Edinburgh Fringe CEO Sees "Long Road to Recovery" As Tickets Fall

Submitted by edg on Tue, 30 Aug '22 3.10am
Koi Collective's Crossing the Void (Fringe 2022)

The 75th Edinburgh Festival Fringe has come to an end. As the circus leaves town, and the piles of rubbish that have accumulated from the bin strike start to be cleared, festival organisers are already looking ahead to the future.

Ticket sales were down this year around 27% from 3,012,490 at Fringe 2019 (a record year) to an estimated 2,201,175. This is a slightly bigger fall than the Big Eight venues' previously announced 25% decline at the box office.

A statement by the Fringe Society said: “Audience patterns have changed, industrial action caused significant disruption to rail travel and refuse collection, and affordable accommodation in Edinburgh was at crisis point. This year's festival has been a colossal and collective effort.”

This year's Fringe saw an estimated 3,334 shows performed by artists from 63 countries. 

"Our enormous congratulations go out to everyone who came together to create the 2022 Edinburgh Festival Fringe,” said Shona McCarthy, CEO of the Edinburgh Festival Fringe Society.  “This year's festival is the first step in what will be a long road to recovery and renewal.  The hard work of thousands of artists, and hundreds of venues, producers and staff has combined to deliver the 75th anniversary festival during one of the most challenging summers on record.”

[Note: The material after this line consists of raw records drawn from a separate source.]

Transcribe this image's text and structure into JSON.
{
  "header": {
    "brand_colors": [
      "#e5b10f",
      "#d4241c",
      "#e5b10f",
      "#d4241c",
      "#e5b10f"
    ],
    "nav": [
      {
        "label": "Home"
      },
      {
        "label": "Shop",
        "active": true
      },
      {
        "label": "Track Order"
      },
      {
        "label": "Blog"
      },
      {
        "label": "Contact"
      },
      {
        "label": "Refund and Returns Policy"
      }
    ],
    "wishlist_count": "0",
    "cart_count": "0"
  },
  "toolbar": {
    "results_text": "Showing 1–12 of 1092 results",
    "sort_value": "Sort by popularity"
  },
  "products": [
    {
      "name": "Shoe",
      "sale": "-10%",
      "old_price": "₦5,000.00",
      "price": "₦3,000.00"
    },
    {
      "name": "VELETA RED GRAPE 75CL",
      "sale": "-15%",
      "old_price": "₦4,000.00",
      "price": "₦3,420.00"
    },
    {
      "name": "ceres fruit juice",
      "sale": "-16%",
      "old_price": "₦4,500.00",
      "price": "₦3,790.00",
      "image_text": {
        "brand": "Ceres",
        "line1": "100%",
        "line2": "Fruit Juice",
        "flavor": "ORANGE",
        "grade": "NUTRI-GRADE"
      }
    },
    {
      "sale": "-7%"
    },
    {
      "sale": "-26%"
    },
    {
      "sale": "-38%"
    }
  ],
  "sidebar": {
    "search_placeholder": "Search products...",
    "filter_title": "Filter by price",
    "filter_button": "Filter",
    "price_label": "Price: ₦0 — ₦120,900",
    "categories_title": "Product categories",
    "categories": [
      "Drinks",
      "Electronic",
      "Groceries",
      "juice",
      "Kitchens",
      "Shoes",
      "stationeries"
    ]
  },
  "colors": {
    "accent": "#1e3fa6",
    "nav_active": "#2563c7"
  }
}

McCarthy noted that the future long-term sustainability of the Fringe will require a “significant amount of work”. 

She said: “Collectively we will work to advocate for greater support for those at the heart of the Fringe – our artists.  The eyes of the world look to this historic city every August, and we need to work together to ensure the Fringe is the best place for creatives to express their ideas, audiences to support them and for people across the sector to develop their skills and careers for the next 75 years."

Edinburgh Fringe-goers increases

The Fringe Society said that it has seen an increase in Edinburgh-based Fringe-goers. 

“Residents of our historic city accounted for 39% of all tickets issued (+4% on 2019), and their support and commitment to the festival is evident.  Overseas audience attendances also increased, accounting for 10% of all tickets issued (+2% on 2019).”

The Society distributed over £60,000 of Fringe vouchers and Lothian bus tickets this year with the help of local charities and community groups, so that residents across the city could experience the festival. In addition, over 900 schoolchildren came to the Fringe as part of its schools' outreach work.

The Fringe’s Street Events programme was extended into new sites this year, with 3,284 performances by Street Performers across the programme, including 650 Taster Stage slots on new sites in St Andrew Square and Cathedral Square in St James Quarter.  170 shows were represented, with five additional slots given to community groups and schools.

Benny Higgins, Chair of the Edinburgh Festival Fringe Society, added: "Recovery takes time, and that is why in June we launched our future development goals.  The Society acts to offer anyone a stage and everyone a seat, and there is much to do in the coming months.  We need to ensure the Fringe is the best place for thriving artists, while ensuring fair work and good citizenship.  Our digital experience will be key to delivering our climate action targets, and we need to do more to ensure who you are, and where you're from, is not a barrier to attending or participating in the Fringe."

Next year's Edinburgh Festival Fringe will run from the 4th to 28th August 2023.

Photo: Koi Collective in supernatural drama "Crossing the Void" at theSpace Triplex (preview show)

The Fringe in numbers

  • 63 countries
  • 1,354 accredited arts industry members – e.g. promoters, producers, festival and venue bookers – from 45 countries attended the festival to buy work and support artists beyond the Fringe, including Screen Fringe.
  • 150 sensory backpacks were used by autistic children and adults
  • Over 1,800 tickets were issued to local schools, charities and community groups
  • 60% of Fringe shows in accessible venues to wheelchair users
  • 3,384 performers took part in the Street Events programme
  • 900 schoolkids attended the Fringe as part of outreach work and 38 teachers saw shows as part of the Teachers' Theatre Club in partnership with Imaginate
  • 777 professional media accredited from 21 countries